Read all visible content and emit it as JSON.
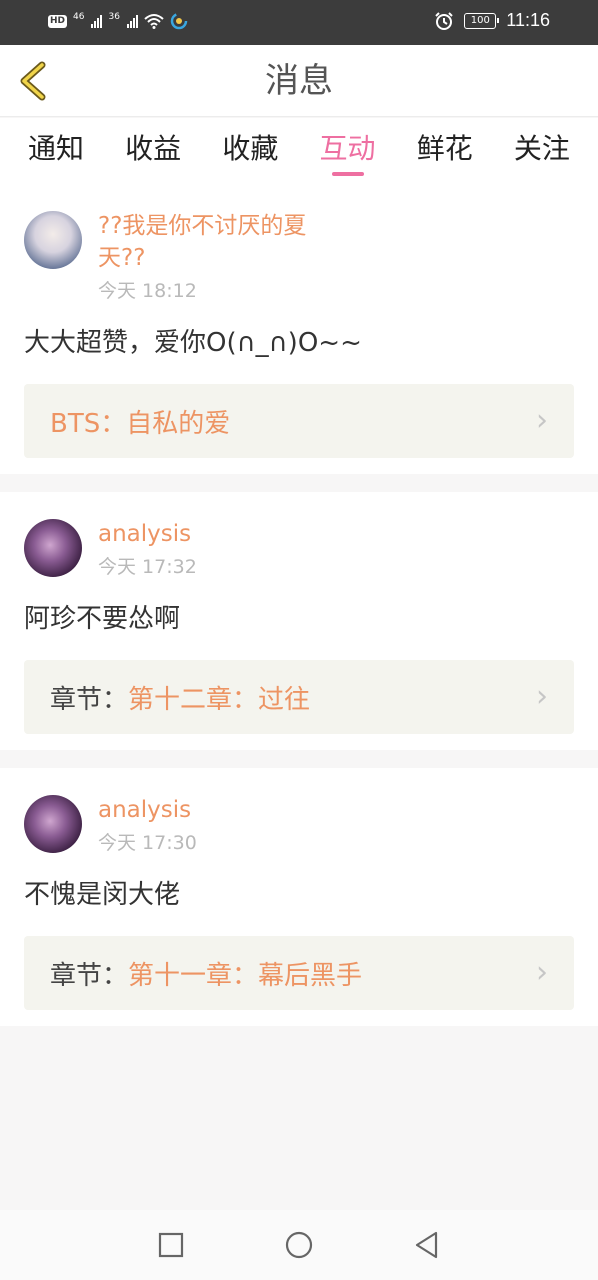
{
  "status_bar": {
    "hd": "HD",
    "net1": "46",
    "net2": "36",
    "battery": "100",
    "time": "11:16"
  },
  "header": {
    "title": "消息",
    "back_icon": "chevron-left-icon"
  },
  "tabs": [
    {
      "label": "通知",
      "active": false
    },
    {
      "label": "收益",
      "active": false
    },
    {
      "label": "收藏",
      "active": false
    },
    {
      "label": "互动",
      "active": true
    },
    {
      "label": "鲜花",
      "active": false
    },
    {
      "label": "关注",
      "active": false
    }
  ],
  "messages": [
    {
      "username": "??我是你不讨厌的夏天??",
      "time": "今天 18:12",
      "comment": "大大超赞，爱你O(∩_∩)O~~",
      "ref_book": "BTS：自私的爱"
    },
    {
      "username": "analysis",
      "time": "今天 17:32",
      "comment": "阿珍不要怂啊",
      "ref_label": "章节：",
      "ref_value": "第十二章：过往"
    },
    {
      "username": "analysis",
      "time": "今天 17:30",
      "comment": "不愧是闵大佬",
      "ref_label": "章节：",
      "ref_value": "第十一章：幕后黑手"
    }
  ],
  "colors": {
    "accent_pink": "#ee6fa1",
    "accent_orange": "#ed9463"
  }
}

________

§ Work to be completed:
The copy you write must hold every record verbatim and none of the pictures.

§ Finished task:
Read all visible content and emit it as JSON.
{
  "status_bar": {
    "hd": "HD",
    "net1": "46",
    "net2": "36",
    "battery": "100",
    "time": "11:16"
  },
  "header": {
    "title": "消息",
    "back_icon": "chevron-left-icon"
  },
  "tabs": [
    {
      "label": "通知",
      "active": false
    },
    {
      "label": "收益",
      "active": false
    },
    {
      "label": "收藏",
      "active": false
    },
    {
      "label": "互动",
      "active": true
    },
    {
      "label": "鲜花",
      "active": false
    },
    {
      "label": "关注",
      "active": false
    }
  ],
  "messages": [
    {
      "username": "??我是你不讨厌的夏天??",
      "time": "今天 18:12",
      "comment": "大大超赞，爱你O(∩_∩)O~~",
      "ref_book": "BTS：自私的爱"
    },
    {
      "username": "analysis",
      "time": "今天 17:32",
      "comment": "阿珍不要怂啊",
      "ref_label": "章节：",
      "ref_value": "第十二章：过往"
    },
    {
      "username": "analysis",
      "time": "今天 17:30",
      "comment": "不愧是闵大佬",
      "ref_label": "章节：",
      "ref_value": "第十一章：幕后黑手"
    }
  ],
  "colors": {
    "accent_pink": "#ee6fa1",
    "accent_orange": "#ed9463"
  }
}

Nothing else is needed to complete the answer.